> Aim of the exercise: Return every record in full. Match each one exactly.

> Exercise data:

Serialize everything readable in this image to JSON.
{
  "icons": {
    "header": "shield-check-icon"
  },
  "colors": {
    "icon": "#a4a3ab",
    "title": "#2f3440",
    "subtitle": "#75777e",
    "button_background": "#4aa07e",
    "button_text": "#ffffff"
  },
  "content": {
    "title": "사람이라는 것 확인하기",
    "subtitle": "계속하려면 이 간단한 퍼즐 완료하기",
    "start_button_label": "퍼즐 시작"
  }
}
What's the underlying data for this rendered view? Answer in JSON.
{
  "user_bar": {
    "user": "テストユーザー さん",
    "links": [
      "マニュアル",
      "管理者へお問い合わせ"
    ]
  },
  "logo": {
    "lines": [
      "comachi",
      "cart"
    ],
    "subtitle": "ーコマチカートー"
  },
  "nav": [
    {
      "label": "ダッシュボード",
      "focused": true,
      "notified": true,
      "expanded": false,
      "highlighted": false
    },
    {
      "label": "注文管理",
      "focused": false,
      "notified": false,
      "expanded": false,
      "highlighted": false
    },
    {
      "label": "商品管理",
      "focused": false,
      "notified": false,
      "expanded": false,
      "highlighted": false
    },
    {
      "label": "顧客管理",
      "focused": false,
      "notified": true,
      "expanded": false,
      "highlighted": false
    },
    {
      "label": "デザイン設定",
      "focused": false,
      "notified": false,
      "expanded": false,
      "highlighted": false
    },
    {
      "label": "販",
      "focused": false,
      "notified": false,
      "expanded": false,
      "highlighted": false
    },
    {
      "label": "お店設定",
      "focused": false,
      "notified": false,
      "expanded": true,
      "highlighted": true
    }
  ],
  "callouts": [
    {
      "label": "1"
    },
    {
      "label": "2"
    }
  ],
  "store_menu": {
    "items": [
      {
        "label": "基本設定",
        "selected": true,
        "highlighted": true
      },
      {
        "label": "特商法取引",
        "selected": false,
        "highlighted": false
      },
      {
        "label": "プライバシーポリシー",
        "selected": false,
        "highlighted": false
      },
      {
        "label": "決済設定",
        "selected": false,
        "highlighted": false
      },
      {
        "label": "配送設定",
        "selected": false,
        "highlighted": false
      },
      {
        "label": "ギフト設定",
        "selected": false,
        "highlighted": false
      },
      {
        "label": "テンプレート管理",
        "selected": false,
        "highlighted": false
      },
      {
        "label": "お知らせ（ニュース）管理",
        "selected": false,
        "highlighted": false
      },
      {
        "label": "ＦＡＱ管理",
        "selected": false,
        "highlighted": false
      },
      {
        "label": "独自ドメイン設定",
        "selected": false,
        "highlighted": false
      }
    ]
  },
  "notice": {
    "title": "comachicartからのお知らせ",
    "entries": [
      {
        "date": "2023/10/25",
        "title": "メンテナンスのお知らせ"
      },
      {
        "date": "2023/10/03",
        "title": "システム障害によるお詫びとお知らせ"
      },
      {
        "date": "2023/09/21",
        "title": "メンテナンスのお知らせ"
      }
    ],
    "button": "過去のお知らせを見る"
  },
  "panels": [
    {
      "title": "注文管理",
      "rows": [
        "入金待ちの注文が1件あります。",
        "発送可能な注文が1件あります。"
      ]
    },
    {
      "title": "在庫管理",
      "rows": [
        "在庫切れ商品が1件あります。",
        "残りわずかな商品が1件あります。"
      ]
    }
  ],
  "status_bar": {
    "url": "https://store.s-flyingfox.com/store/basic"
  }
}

> Answer for this exercise:
Serialize everything readable in this image to JSON.
{
  "icons": {
    "header": "shield-check-icon"
  },
  "colors": {
    "icon": "#a4a3ab",
    "title": "#2f3440",
    "subtitle": "#75777e",
    "button_background": "#4aa07e",
    "button_text": "#ffffff"
  },
  "content": {
    "title": "사람이라는 것 확인하기",
    "subtitle": "계속하려면 이 간단한 퍼즐 완료하기",
    "start_button_label": "퍼즐 시작"
  }
}
What's the underlying data for this rendered view? Answer in JSON.
{
  "user_bar": {
    "user": "テストユーザー さん",
    "links": [
      "マニュアル",
      "管理者へお問い合わせ"
    ]
  },
  "logo": {
    "lines": [
      "comachi",
      "cart"
    ],
    "subtitle": "ーコマチカートー"
  },
  "nav": [
    {
      "label": "ダッシュボード",
      "focused": true,
      "notified": true,
      "expanded": false,
      "highlighted": false
    },
    {
      "label": "注文管理",
      "focused": false,
      "notified": false,
      "expanded": false,
      "highlighted": false
    },
    {
      "label": "商品管理",
      "focused": false,
      "notified": false,
      "expanded": false,
      "highlighted": false
    },
    {
      "label": "顧客管理",
      "focused": false,
      "notified": true,
      "expanded": false,
      "highlighted": false
    },
    {
      "label": "デザイン設定",
      "focused": false,
      "notified": false,
      "expanded": false,
      "highlighted": false
    },
    {
      "label": "販",
      "focused": false,
      "notified": false,
      "expanded": false,
      "highlighted": false
    },
    {
      "label": "お店設定",
      "focused": false,
      "notified": false,
      "expanded": true,
      "highlighted": true
    }
  ],
  "callouts": [
    {
      "label": "1"
    },
    {
      "label": "2"
    }
  ],
  "store_menu": {
    "items": [
      {
        "label": "基本設定",
        "selected": true,
        "highlighted": true
      },
      {
        "label": "特商法取引",
        "selected": false,
        "highlighted": false
      },
      {
        "label": "プライバシーポリシー",
        "selected": false,
        "highlighted": false
      },
      {
        "label": "決済設定",
        "selected": false,
        "highlighted": false
      },
      {
        "label": "配送設定",
        "selected": false,
        "highlighted": false
      },
      {
        "label": "ギフト設定",
        "selected": false,
        "highlighted": false
      },
      {
        "label": "テンプレート管理",
        "selected": false,
        "highlighted": false
      },
      {
        "label": "お知らせ（ニュース）管理",
        "selected": false,
        "highlighted": false
      },
      {
        "label": "ＦＡＱ管理",
        "selected": false,
        "highlighted": false
      },
      {
        "label": "独自ドメイン設定",
        "selected": false,
        "highlighted": false
      }
    ]
  },
  "notice": {
    "title": "comachicartからのお知らせ",
    "entries": [
      {
        "date": "2023/10/25",
        "title": "メンテナンスのお知らせ"
      },
      {
        "date": "2023/10/03",
        "title": "システム障害によるお詫びとお知らせ"
      },
      {
        "date": "2023/09/21",
        "title": "メンテナンスのお知らせ"
      }
    ],
    "button": "過去のお知らせを見る"
  },
  "panels": [
    {
      "title": "注文管理",
      "rows": [
        "入金待ちの注文が1件あります。",
        "発送可能な注文が1件あります。"
      ]
    },
    {
      "title": "在庫管理",
      "rows": [
        "在庫切れ商品が1件あります。",
        "残りわずかな商品が1件あります。"
      ]
    }
  ],
  "status_bar": {
    "url": "https://store.s-flyingfox.com/store/basic"
  }
}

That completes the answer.